*Assignment*
An exact reproduction of the records is required. Images must be left out.

(Data records for software interfaces)
^^^^^^^^
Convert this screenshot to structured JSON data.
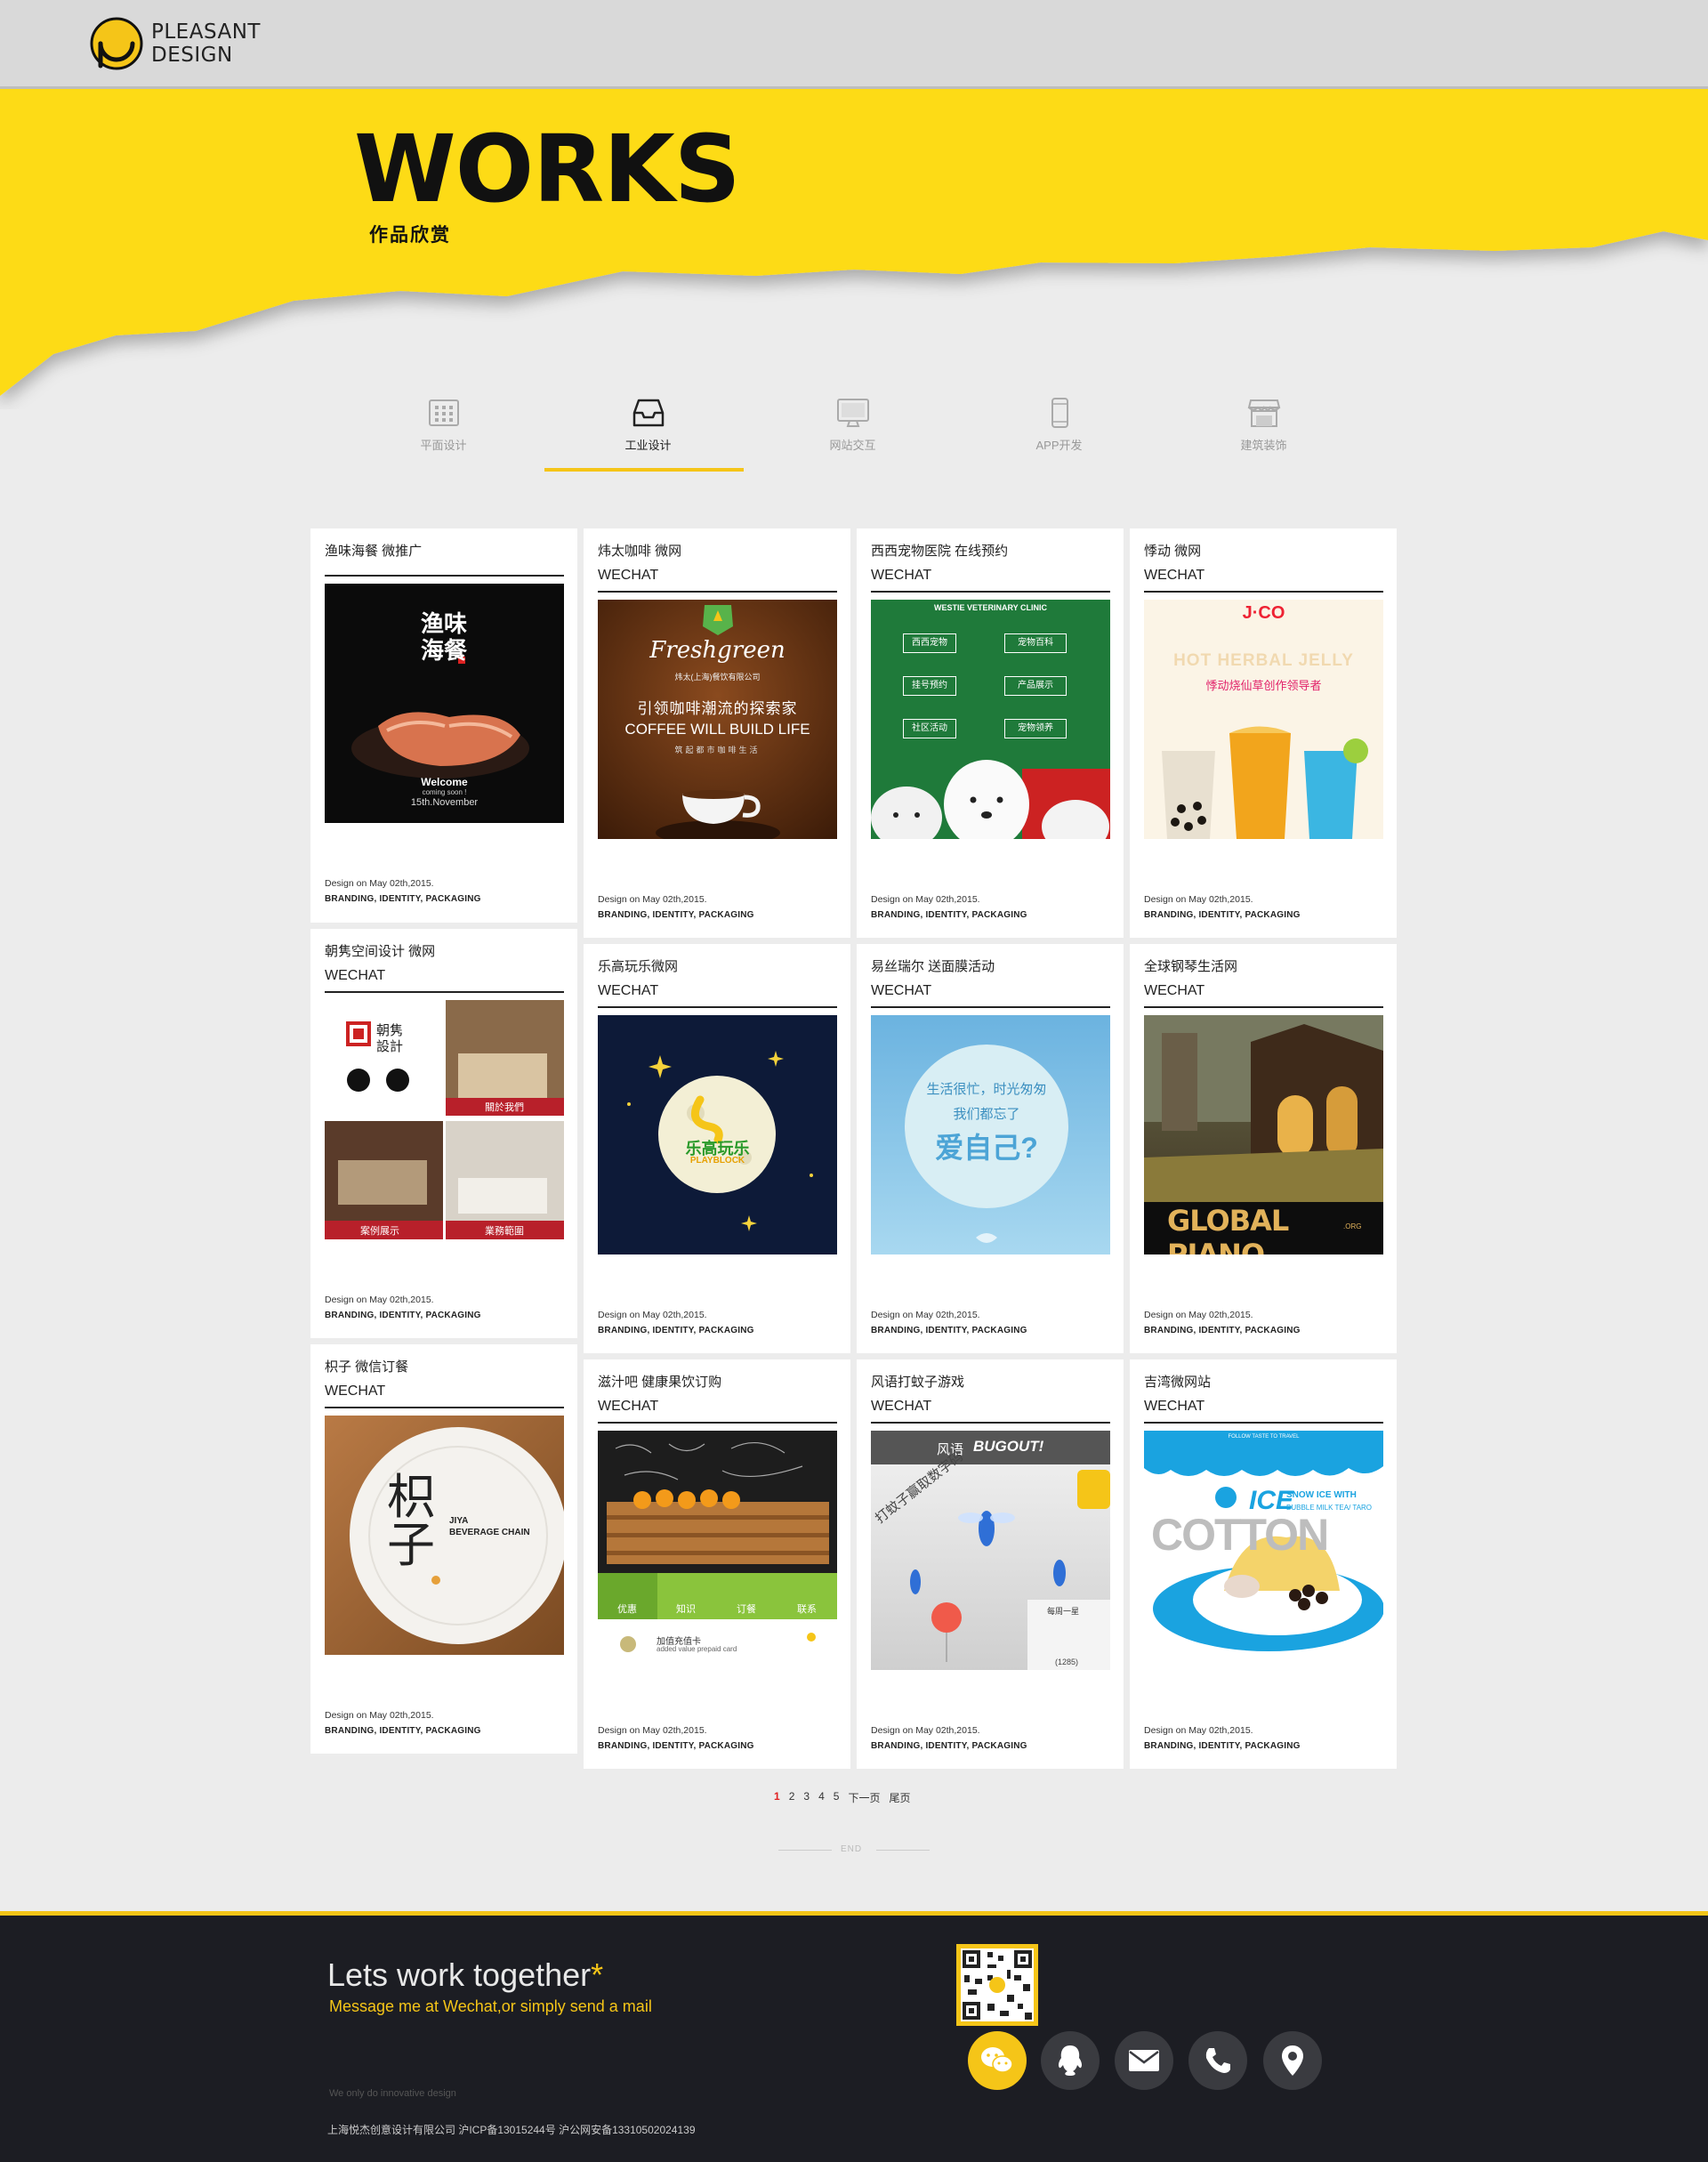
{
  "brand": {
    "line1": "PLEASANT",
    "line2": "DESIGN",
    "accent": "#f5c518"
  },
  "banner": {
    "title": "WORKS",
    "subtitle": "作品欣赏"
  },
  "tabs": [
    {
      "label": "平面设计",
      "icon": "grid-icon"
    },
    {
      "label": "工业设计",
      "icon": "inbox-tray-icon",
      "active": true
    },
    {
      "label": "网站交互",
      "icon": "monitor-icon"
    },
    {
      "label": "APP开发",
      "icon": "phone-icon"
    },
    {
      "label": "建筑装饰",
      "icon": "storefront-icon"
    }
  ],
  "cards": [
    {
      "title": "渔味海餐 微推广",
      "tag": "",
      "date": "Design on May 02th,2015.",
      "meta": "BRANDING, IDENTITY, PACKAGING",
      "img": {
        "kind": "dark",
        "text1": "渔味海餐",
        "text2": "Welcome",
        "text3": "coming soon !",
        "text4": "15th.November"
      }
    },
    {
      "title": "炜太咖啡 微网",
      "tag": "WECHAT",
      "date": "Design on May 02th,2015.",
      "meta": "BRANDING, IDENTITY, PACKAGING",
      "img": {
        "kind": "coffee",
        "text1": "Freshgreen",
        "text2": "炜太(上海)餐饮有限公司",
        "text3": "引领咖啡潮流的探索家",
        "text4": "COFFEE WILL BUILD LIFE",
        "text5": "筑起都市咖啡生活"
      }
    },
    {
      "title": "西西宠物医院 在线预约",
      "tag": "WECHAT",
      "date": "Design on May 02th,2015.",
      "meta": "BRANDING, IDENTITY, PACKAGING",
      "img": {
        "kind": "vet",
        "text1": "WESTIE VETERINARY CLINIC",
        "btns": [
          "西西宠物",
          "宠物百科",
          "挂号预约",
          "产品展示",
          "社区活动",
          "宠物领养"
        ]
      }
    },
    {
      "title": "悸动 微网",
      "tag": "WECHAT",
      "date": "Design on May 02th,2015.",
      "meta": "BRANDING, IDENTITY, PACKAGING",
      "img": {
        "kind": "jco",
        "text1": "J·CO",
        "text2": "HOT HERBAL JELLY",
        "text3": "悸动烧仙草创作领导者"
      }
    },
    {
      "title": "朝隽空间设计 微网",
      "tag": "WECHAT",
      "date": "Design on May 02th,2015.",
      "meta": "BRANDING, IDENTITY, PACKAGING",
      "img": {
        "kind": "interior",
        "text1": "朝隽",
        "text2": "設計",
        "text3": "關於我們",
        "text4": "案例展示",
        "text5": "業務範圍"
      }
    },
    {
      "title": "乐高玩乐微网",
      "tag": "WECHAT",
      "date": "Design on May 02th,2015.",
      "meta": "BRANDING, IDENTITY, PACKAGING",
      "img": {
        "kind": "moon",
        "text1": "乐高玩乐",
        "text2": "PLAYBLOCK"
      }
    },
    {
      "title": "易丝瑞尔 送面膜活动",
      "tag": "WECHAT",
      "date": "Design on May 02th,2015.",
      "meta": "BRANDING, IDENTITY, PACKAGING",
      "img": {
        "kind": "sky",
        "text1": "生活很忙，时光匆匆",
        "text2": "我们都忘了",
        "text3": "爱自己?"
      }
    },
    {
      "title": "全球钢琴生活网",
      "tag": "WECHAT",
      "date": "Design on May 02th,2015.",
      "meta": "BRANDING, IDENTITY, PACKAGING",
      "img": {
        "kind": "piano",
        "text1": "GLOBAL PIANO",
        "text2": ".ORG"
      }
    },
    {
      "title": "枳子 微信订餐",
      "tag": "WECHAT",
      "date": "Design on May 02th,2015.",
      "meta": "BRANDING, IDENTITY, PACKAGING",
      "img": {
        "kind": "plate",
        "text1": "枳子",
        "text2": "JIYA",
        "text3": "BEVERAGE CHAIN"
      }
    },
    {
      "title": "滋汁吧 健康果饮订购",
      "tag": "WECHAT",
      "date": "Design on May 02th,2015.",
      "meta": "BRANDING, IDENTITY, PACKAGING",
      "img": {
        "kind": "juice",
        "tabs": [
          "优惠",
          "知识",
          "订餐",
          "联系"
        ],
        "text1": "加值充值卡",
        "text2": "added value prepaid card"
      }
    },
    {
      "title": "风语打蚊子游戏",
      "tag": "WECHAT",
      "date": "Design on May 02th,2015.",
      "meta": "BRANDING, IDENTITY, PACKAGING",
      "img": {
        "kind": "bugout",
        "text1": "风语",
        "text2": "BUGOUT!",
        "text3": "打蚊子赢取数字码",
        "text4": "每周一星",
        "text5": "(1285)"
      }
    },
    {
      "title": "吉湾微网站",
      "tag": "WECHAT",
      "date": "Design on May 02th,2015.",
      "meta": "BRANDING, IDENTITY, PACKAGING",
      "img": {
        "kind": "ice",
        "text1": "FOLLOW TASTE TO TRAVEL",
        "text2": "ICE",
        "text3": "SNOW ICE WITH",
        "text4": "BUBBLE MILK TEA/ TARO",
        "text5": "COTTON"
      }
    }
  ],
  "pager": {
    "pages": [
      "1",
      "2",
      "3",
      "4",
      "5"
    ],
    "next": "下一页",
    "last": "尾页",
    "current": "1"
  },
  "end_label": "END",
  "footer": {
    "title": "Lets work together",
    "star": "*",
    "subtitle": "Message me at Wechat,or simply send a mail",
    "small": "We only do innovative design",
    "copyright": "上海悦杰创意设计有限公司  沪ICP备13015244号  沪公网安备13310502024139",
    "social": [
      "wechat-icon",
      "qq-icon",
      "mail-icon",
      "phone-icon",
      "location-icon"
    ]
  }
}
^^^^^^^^
*Answer to this exercise*
Convert this screenshot to structured JSON data.
{
  "brand": {
    "line1": "PLEASANT",
    "line2": "DESIGN",
    "accent": "#f5c518"
  },
  "banner": {
    "title": "WORKS",
    "subtitle": "作品欣赏"
  },
  "tabs": [
    {
      "label": "平面设计",
      "icon": "grid-icon"
    },
    {
      "label": "工业设计",
      "icon": "inbox-tray-icon",
      "active": true
    },
    {
      "label": "网站交互",
      "icon": "monitor-icon"
    },
    {
      "label": "APP开发",
      "icon": "phone-icon"
    },
    {
      "label": "建筑装饰",
      "icon": "storefront-icon"
    }
  ],
  "cards": [
    {
      "title": "渔味海餐 微推广",
      "tag": "",
      "date": "Design on May 02th,2015.",
      "meta": "BRANDING, IDENTITY, PACKAGING",
      "img": {
        "kind": "dark",
        "text1": "渔味海餐",
        "text2": "Welcome",
        "text3": "coming soon !",
        "text4": "15th.November"
      }
    },
    {
      "title": "炜太咖啡 微网",
      "tag": "WECHAT",
      "date": "Design on May 02th,2015.",
      "meta": "BRANDING, IDENTITY, PACKAGING",
      "img": {
        "kind": "coffee",
        "text1": "Freshgreen",
        "text2": "炜太(上海)餐饮有限公司",
        "text3": "引领咖啡潮流的探索家",
        "text4": "COFFEE WILL BUILD LIFE",
        "text5": "筑起都市咖啡生活"
      }
    },
    {
      "title": "西西宠物医院 在线预约",
      "tag": "WECHAT",
      "date": "Design on May 02th,2015.",
      "meta": "BRANDING, IDENTITY, PACKAGING",
      "img": {
        "kind": "vet",
        "text1": "WESTIE VETERINARY CLINIC",
        "btns": [
          "西西宠物",
          "宠物百科",
          "挂号预约",
          "产品展示",
          "社区活动",
          "宠物领养"
        ]
      }
    },
    {
      "title": "悸动 微网",
      "tag": "WECHAT",
      "date": "Design on May 02th,2015.",
      "meta": "BRANDING, IDENTITY, PACKAGING",
      "img": {
        "kind": "jco",
        "text1": "J·CO",
        "text2": "HOT HERBAL JELLY",
        "text3": "悸动烧仙草创作领导者"
      }
    },
    {
      "title": "朝隽空间设计 微网",
      "tag": "WECHAT",
      "date": "Design on May 02th,2015.",
      "meta": "BRANDING, IDENTITY, PACKAGING",
      "img": {
        "kind": "interior",
        "text1": "朝隽",
        "text2": "設計",
        "text3": "關於我們",
        "text4": "案例展示",
        "text5": "業務範圍"
      }
    },
    {
      "title": "乐高玩乐微网",
      "tag": "WECHAT",
      "date": "Design on May 02th,2015.",
      "meta": "BRANDING, IDENTITY, PACKAGING",
      "img": {
        "kind": "moon",
        "text1": "乐高玩乐",
        "text2": "PLAYBLOCK"
      }
    },
    {
      "title": "易丝瑞尔 送面膜活动",
      "tag": "WECHAT",
      "date": "Design on May 02th,2015.",
      "meta": "BRANDING, IDENTITY, PACKAGING",
      "img": {
        "kind": "sky",
        "text1": "生活很忙，时光匆匆",
        "text2": "我们都忘了",
        "text3": "爱自己?"
      }
    },
    {
      "title": "全球钢琴生活网",
      "tag": "WECHAT",
      "date": "Design on May 02th,2015.",
      "meta": "BRANDING, IDENTITY, PACKAGING",
      "img": {
        "kind": "piano",
        "text1": "GLOBAL PIANO",
        "text2": ".ORG"
      }
    },
    {
      "title": "枳子 微信订餐",
      "tag": "WECHAT",
      "date": "Design on May 02th,2015.",
      "meta": "BRANDING, IDENTITY, PACKAGING",
      "img": {
        "kind": "plate",
        "text1": "枳子",
        "text2": "JIYA",
        "text3": "BEVERAGE CHAIN"
      }
    },
    {
      "title": "滋汁吧 健康果饮订购",
      "tag": "WECHAT",
      "date": "Design on May 02th,2015.",
      "meta": "BRANDING, IDENTITY, PACKAGING",
      "img": {
        "kind": "juice",
        "tabs": [
          "优惠",
          "知识",
          "订餐",
          "联系"
        ],
        "text1": "加值充值卡",
        "text2": "added value prepaid card"
      }
    },
    {
      "title": "风语打蚊子游戏",
      "tag": "WECHAT",
      "date": "Design on May 02th,2015.",
      "meta": "BRANDING, IDENTITY, PACKAGING",
      "img": {
        "kind": "bugout",
        "text1": "风语",
        "text2": "BUGOUT!",
        "text3": "打蚊子赢取数字码",
        "text4": "每周一星",
        "text5": "(1285)"
      }
    },
    {
      "title": "吉湾微网站",
      "tag": "WECHAT",
      "date": "Design on May 02th,2015.",
      "meta": "BRANDING, IDENTITY, PACKAGING",
      "img": {
        "kind": "ice",
        "text1": "FOLLOW TASTE TO TRAVEL",
        "text2": "ICE",
        "text3": "SNOW ICE WITH",
        "text4": "BUBBLE MILK TEA/ TARO",
        "text5": "COTTON"
      }
    }
  ],
  "pager": {
    "pages": [
      "1",
      "2",
      "3",
      "4",
      "5"
    ],
    "next": "下一页",
    "last": "尾页",
    "current": "1"
  },
  "end_label": "END",
  "footer": {
    "title": "Lets work together",
    "star": "*",
    "subtitle": "Message me at Wechat,or simply send a mail",
    "small": "We only do innovative design",
    "copyright": "上海悦杰创意设计有限公司  沪ICP备13015244号  沪公网安备13310502024139",
    "social": [
      "wechat-icon",
      "qq-icon",
      "mail-icon",
      "phone-icon",
      "location-icon"
    ]
  }
}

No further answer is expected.